Mr. Lloyd-Smith of Cass says that previous research suggests that after an urgent crisis there is a pause of energy and motivation after the crisis, as workers suddenly lack a critical purpose. “There may also be a feeling of envy from those who have played important roles, but are not celebrated.” For example, those who continued to work hard in their normal roles, keeping the organization afloat, were discouraged at having received little praise, compared to those in front-line jobs.
Business leaders certainly believe that some of the fast-paced change during the crisis will endure. The need to work remotely and use virtual collaboration tools has made them and some of their teams more productive.
Ms Ader from Egon Zehnder believes that innovation departments will have to redefine themselves as it becomes clearer how ingenious solutions to crisis problems were generated in all organizations. Winter at Standard Industries has been able to accelerate the move to further digital roofing sales: “We’ve increased adoption with people who would have otherwise been more reluctant. We hope this is one of the kinds of things that will hold up when we go out. from this “.
After the crisis
Soames says he hopes that after the crisis, “people will value public services more.” They will value the people who deliver them the most. They will be kinder to the people who clean their garbage cans, to the cleaners. “However, if they are paid more, it is still” a case of supply and demand, “he says, as public sector customers with Liquidity is likely to be under great budgetary pressure.

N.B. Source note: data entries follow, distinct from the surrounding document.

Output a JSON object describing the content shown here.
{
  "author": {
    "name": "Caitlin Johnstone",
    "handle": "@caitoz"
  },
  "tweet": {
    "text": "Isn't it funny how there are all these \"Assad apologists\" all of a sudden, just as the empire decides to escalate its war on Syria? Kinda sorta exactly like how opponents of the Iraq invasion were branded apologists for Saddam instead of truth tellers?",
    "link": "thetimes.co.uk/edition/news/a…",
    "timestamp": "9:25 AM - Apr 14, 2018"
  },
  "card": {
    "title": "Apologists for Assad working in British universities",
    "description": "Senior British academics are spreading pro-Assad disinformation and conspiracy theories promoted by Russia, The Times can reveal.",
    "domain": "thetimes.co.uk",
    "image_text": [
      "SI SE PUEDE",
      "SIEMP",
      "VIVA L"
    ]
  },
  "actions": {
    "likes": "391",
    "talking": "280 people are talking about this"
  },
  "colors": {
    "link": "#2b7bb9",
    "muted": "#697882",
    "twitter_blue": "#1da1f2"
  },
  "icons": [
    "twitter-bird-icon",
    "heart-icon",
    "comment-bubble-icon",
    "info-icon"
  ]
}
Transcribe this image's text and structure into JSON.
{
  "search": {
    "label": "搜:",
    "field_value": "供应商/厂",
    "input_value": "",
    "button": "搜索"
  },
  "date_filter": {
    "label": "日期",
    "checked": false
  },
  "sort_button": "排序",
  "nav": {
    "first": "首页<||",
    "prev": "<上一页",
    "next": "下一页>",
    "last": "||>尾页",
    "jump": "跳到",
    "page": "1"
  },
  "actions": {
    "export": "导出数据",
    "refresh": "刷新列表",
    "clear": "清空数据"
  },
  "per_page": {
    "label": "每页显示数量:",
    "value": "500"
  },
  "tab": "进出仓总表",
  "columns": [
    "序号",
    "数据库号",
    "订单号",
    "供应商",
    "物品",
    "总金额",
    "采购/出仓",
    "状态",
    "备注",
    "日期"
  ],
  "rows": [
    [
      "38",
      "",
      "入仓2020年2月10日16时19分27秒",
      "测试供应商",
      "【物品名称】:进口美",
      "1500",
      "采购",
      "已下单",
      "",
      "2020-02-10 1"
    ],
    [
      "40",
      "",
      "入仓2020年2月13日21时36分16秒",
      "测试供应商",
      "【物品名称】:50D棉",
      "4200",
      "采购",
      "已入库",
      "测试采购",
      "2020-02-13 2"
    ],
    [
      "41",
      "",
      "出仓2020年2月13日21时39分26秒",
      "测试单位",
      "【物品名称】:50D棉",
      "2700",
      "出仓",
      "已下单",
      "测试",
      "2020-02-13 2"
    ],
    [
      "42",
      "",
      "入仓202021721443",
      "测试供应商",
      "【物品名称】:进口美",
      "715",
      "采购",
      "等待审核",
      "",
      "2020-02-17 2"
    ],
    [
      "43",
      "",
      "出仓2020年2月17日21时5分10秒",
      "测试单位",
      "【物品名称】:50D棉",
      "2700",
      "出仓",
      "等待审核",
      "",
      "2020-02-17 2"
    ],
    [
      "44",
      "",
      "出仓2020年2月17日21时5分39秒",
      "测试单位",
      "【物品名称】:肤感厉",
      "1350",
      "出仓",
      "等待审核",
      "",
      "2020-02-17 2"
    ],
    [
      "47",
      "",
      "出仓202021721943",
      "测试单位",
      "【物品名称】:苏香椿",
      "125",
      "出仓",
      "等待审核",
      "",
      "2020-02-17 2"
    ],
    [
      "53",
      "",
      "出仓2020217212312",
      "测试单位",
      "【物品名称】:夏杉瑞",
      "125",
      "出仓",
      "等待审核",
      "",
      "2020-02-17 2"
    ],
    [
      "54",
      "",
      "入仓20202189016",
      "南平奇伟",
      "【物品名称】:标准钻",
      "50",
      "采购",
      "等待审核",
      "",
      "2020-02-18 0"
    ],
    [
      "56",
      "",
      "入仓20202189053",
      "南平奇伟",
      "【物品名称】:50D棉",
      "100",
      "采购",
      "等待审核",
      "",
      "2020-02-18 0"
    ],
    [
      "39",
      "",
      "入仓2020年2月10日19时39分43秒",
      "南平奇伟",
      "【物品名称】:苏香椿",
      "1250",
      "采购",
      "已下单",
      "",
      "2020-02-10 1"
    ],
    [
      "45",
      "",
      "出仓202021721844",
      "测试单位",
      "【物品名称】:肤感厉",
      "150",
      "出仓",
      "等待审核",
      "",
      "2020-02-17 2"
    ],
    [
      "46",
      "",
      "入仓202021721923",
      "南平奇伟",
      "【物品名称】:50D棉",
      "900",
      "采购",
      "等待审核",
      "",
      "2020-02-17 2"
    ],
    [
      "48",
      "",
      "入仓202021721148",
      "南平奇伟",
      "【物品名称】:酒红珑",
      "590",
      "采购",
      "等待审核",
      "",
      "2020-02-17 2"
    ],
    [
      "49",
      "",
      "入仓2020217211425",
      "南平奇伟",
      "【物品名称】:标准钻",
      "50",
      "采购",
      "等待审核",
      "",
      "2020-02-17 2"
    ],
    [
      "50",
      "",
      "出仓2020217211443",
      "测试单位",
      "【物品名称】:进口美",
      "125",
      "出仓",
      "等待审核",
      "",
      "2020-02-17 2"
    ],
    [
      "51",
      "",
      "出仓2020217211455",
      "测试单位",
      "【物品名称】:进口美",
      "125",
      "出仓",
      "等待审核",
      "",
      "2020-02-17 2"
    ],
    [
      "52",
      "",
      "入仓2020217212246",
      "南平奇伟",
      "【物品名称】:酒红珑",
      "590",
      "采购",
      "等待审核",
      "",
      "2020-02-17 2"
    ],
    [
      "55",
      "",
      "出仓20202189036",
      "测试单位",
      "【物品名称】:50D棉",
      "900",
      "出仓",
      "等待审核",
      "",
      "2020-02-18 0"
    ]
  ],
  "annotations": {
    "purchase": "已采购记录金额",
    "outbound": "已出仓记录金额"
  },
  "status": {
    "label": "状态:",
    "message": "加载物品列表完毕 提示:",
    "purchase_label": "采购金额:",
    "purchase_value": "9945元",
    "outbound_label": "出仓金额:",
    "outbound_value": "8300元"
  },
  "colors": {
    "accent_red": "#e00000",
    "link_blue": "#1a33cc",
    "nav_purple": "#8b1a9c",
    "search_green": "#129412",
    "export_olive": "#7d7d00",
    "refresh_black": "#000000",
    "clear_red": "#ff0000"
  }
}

The prospect of a global recession looms on the horizon, one that will push even company managers who survive a new round of tough decisions.
Serco has given some of its executives the responsibility to think through the implications of larger government deficits and the need to catch up on the work that healthcare clients delayed in dealing with the coronavirus. But Mr. Soames says his managers spend more time “rushing” dealing with immediate priorities: “Overall, we don’t want most of the organization to think about thinking: most are up to their ears” doing it. ”
Similarly, Mr. Roberts of DS Smith says he has to focus on “the here and now.” “We are trying to untangle, when this blockade recedes, what this means… Is going to be a future of consumption. [but] What will that look like? . . . We have come out of the bogus war to “this is real” and we are right now and we have to focus on really keeping the company together. “
Above all, he is aware that DS Smith, until now, is one of the lucky ones. He spoke to a client, a successful German family-owned industrial company, which employed 4,000 people but had to suspend 3,800. “We talked to them about starting [again]. They said, “We don’t know if we have a business.”